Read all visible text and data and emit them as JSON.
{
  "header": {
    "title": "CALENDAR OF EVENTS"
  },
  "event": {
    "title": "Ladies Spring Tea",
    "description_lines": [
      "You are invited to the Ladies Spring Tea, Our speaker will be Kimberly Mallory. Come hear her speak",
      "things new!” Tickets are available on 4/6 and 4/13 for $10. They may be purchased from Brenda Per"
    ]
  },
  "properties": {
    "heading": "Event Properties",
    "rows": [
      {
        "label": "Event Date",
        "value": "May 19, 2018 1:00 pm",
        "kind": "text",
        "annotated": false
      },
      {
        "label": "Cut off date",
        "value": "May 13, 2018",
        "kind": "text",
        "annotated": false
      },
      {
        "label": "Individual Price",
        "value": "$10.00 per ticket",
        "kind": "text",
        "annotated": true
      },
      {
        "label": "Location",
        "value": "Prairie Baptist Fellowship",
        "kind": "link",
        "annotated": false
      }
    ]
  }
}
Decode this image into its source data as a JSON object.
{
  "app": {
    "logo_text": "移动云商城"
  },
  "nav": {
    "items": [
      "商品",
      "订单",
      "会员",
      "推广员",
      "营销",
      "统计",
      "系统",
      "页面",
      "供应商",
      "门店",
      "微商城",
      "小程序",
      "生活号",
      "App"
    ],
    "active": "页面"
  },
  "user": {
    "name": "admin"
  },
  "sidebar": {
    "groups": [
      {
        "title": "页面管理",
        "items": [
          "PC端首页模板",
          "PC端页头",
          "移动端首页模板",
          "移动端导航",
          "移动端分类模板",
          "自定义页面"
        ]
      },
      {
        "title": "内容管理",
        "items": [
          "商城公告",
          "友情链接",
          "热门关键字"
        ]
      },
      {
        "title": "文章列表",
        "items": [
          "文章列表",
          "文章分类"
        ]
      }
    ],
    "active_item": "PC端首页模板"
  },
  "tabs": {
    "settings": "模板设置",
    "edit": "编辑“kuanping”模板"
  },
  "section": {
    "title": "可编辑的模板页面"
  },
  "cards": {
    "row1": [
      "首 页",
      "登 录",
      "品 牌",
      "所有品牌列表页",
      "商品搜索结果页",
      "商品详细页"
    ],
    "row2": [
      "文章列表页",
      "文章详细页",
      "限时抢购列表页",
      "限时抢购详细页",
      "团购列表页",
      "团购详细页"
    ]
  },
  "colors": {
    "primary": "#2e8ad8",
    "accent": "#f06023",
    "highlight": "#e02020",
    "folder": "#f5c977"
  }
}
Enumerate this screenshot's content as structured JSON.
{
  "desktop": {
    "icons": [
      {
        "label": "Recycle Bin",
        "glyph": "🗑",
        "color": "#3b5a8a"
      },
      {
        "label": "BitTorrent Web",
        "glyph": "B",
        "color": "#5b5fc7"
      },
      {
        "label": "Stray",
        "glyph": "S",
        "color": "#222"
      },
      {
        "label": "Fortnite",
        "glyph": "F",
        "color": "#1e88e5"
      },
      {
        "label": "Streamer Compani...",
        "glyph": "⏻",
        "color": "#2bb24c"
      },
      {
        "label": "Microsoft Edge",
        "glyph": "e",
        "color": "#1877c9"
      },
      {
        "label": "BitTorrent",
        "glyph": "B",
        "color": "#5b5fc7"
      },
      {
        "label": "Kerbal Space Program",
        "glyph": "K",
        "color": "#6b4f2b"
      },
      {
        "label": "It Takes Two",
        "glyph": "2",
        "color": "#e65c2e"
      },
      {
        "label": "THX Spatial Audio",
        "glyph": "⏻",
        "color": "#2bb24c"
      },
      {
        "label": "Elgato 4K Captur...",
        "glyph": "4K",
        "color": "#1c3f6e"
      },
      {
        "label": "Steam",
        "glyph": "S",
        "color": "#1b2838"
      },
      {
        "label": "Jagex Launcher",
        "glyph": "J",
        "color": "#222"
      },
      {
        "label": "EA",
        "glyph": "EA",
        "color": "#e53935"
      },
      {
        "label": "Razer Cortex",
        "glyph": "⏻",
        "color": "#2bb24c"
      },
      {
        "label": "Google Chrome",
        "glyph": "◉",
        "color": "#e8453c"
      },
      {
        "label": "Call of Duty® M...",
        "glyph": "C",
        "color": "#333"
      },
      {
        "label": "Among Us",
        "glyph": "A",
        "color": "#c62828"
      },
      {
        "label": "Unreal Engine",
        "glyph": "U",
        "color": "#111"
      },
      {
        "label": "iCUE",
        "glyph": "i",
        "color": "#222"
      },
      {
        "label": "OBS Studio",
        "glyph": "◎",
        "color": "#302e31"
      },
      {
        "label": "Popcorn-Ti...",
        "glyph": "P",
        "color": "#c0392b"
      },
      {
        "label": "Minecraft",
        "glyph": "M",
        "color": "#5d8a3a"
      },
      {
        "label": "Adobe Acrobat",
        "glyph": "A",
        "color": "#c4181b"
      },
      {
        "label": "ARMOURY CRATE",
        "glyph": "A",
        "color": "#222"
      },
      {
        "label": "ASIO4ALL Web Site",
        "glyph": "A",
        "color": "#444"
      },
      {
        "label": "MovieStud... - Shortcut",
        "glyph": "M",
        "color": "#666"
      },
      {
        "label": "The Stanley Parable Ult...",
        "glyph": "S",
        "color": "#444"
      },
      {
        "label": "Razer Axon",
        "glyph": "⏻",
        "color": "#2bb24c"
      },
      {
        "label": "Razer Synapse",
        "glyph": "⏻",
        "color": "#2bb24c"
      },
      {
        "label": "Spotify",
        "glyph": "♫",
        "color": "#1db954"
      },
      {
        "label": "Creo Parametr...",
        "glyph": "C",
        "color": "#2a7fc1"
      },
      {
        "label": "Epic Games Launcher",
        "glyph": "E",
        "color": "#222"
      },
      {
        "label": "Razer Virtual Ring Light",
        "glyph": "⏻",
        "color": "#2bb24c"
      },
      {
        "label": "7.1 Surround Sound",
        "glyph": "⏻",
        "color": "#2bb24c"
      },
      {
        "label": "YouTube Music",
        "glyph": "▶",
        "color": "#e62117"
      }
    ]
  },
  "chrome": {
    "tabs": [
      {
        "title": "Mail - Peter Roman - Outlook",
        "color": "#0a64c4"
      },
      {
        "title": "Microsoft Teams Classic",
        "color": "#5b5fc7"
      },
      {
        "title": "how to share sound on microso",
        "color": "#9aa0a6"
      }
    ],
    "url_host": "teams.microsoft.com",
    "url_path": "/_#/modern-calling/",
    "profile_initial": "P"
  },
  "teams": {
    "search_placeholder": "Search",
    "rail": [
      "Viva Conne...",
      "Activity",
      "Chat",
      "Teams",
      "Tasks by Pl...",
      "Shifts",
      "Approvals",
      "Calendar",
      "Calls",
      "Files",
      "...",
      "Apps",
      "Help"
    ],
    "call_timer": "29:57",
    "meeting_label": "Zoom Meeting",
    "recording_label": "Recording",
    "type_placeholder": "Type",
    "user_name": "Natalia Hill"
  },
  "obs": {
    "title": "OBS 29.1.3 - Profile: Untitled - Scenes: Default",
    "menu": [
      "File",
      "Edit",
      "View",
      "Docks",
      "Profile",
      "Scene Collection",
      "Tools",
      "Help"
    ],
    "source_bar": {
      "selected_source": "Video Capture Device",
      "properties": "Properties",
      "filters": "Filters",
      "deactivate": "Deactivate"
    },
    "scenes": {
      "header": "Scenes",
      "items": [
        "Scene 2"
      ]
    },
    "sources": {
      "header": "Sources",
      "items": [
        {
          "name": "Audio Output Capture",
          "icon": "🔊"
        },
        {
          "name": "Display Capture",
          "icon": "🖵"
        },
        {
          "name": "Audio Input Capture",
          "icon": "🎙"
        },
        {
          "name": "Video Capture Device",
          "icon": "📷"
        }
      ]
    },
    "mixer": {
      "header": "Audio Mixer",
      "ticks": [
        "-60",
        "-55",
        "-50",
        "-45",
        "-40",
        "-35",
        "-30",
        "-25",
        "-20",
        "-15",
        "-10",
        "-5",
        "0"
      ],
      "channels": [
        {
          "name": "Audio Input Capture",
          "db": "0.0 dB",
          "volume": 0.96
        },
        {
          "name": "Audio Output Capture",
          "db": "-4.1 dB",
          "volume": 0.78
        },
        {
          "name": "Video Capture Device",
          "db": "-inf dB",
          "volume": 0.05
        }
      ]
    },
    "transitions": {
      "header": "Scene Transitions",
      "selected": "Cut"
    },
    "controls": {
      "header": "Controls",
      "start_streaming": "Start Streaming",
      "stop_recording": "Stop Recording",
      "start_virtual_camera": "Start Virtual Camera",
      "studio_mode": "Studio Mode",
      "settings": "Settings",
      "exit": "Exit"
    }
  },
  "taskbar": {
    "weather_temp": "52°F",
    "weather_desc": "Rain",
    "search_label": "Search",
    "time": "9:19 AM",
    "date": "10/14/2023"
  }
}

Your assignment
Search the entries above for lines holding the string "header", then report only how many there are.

Task solution
6